Grand County Trail of the Week: Second Creek Cabin
SECOND CREEK CABIN
Activity – Backcountry Ski or Snowshoe
Level of Difficulty – 3 (on a scale of 1-5, 1 being the easiest)
One-way Mileage – .88 miles
One-way Touring Time – 1 – 1 _ hours
Altitude, GPS Reading at Trailhead – 10,581′, 39°49’22″N, 105°46’11″W
Altitude, GPS Reading at Destination – 11,331′, 39°49’36″N, 105°46’59″W
Trail Fee Required – No
Dogs are permitted without leash
Skins for backcountry skis are necessary (see “Backcountry Tip of the Week” below)

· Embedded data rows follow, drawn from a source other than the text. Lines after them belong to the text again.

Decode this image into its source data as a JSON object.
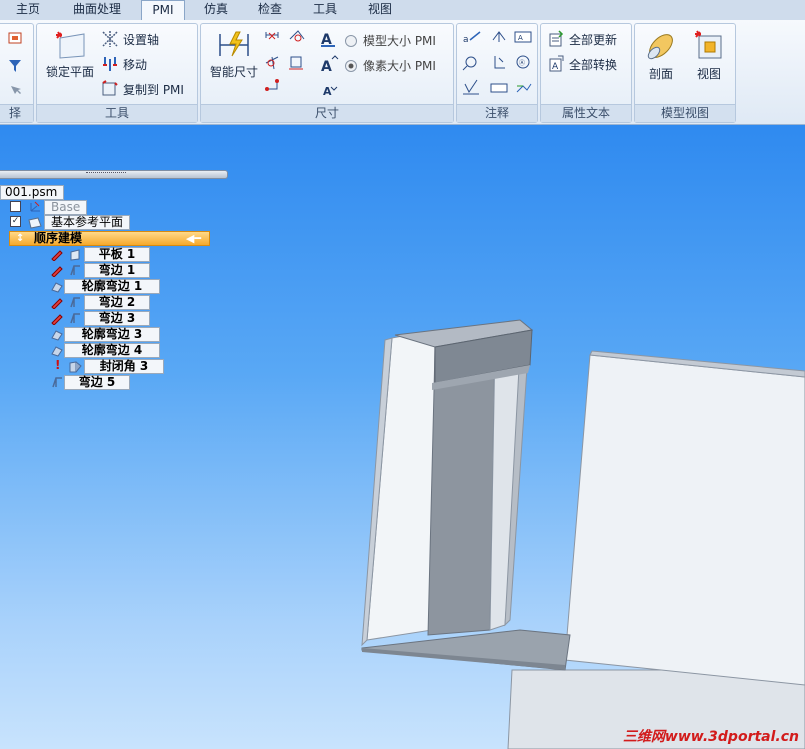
{
  "tabs": [
    "主页",
    "曲面处理",
    "PMI",
    "仿真",
    "检查",
    "工具",
    "视图"
  ],
  "active_tab": "PMI",
  "groups": {
    "left_partial": {
      "label": "择"
    },
    "tools": {
      "label": "工具",
      "lock_plane": "锁定平面",
      "set_axis": "设置轴",
      "move": "移动",
      "copy_to_pmi": "复制到 PMI"
    },
    "dimension": {
      "label": "尺寸",
      "smart_dim": "智能尺寸",
      "model_size": "模型大小 PMI",
      "pixel_size": "像素大小 PMI",
      "pixel_size_selected": true
    },
    "annotation": {
      "label": "注释"
    },
    "property_text": {
      "label": "属性文本",
      "update_all": "全部更新",
      "convert_all": "全部转换"
    },
    "model_view": {
      "label": "模型视图",
      "section": "剖面",
      "view": "视图"
    }
  },
  "tree": {
    "file": "001.psm",
    "items": [
      {
        "label": "Base",
        "checked": false,
        "dim": true
      },
      {
        "label": "基本参考平面",
        "checked": true
      },
      {
        "label": "顺序建模",
        "selected": true
      },
      {
        "label": "平板 1"
      },
      {
        "label": "弯边 1"
      },
      {
        "label": "轮廓弯边 1"
      },
      {
        "label": "弯边 2"
      },
      {
        "label": "弯边 3"
      },
      {
        "label": "轮廓弯边 3"
      },
      {
        "label": "轮廓弯边 4"
      },
      {
        "label": "封闭角 3",
        "warning": true
      },
      {
        "label": "弯边 5"
      }
    ]
  },
  "watermark": "三维网www.3dportal.cn",
  "colors": {
    "accent": "#f6a92b",
    "viewport_top": "#2f8af0",
    "watermark": "#d21b1b"
  }
}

Trailhead Location – On US Hwy 40, south of the town of Winter Park, at mile marker 240 is a pullout on the west side of the highway. There is no trailhead sign, but there is an avalanche warning sign at the trailhead for winter backcountry skiers (1). Read this sign carefully because the terrain beyond the trail and cabin are prone to avalanches.
Tour Description – Begin on the right (north) side of the avalanche sign and head west, parallel to Second Creek. Climb through a montane forest, dense with spruce, fir, and lodgepole pine trees. Move away from the creek bed where the trees begin to thin and ascend steadily. Continue to head west up the steep treeless hillside (2), which is about a 25% grade. When the rock outcropping is visible at the top of the hill, head toward the left side of the dead (telephone pole looking) tree (3), located left of the rock outcropping. A great view of the cirque is visible ahead. Pass around the dead tree and follow the hill around to the right (north) to a level spot where Second Creek Cabin (4) sits nestled in the trees. (Plans are under way to replace this old cabin. Details about the new cabin can be obtained by contacting the USDA Forest Service Sulphur Ranger District at (970) 887-4100, the Grand Huts Association (970) 726-4099, or http://www.grandhuts.org.)
From the promontory beside the cabin, the views of the James Peak area are spectacular. Looking as far north as possible along the Continental Divide is James Peak. To the south are Parry Peak, Mt. Eva with a small building on top, Mt. Flora, and the Colorado Mines Peak with all its communications stations.
Backcountry Tip of the Week – Climbing Skins adhere to the bottoms of skis to increase traction for climbing long steep ascents. Climbing skins are generally made from mohair or nylon and extend the entire length and width of the ski. There is a nap in one direction to provide traction for climbing, while maintaining forward glide. Climbing skins are generally secured to the bottom of the ski with adhesive. They can also be used to provide traction in icy conditions and during steep descents.
More trails and information are available in “Backcountry Skiing and Snowshoeing in Grand County, Colorado”. The book is available locally in many retail outlets, gift shops, sporting goods stores, and coffee shops or visit our website at http://backcountrybound.home.mindspring.com/. This column is a partnership with Headwaters Trails Alliance (www.headwaterstrails.com), who works to plan, build, preserve and maintain multi-use trails in Grand County.
Start a dialogue, stay on topic and be civil.
If you don't follow the rules, your comment may be deleted.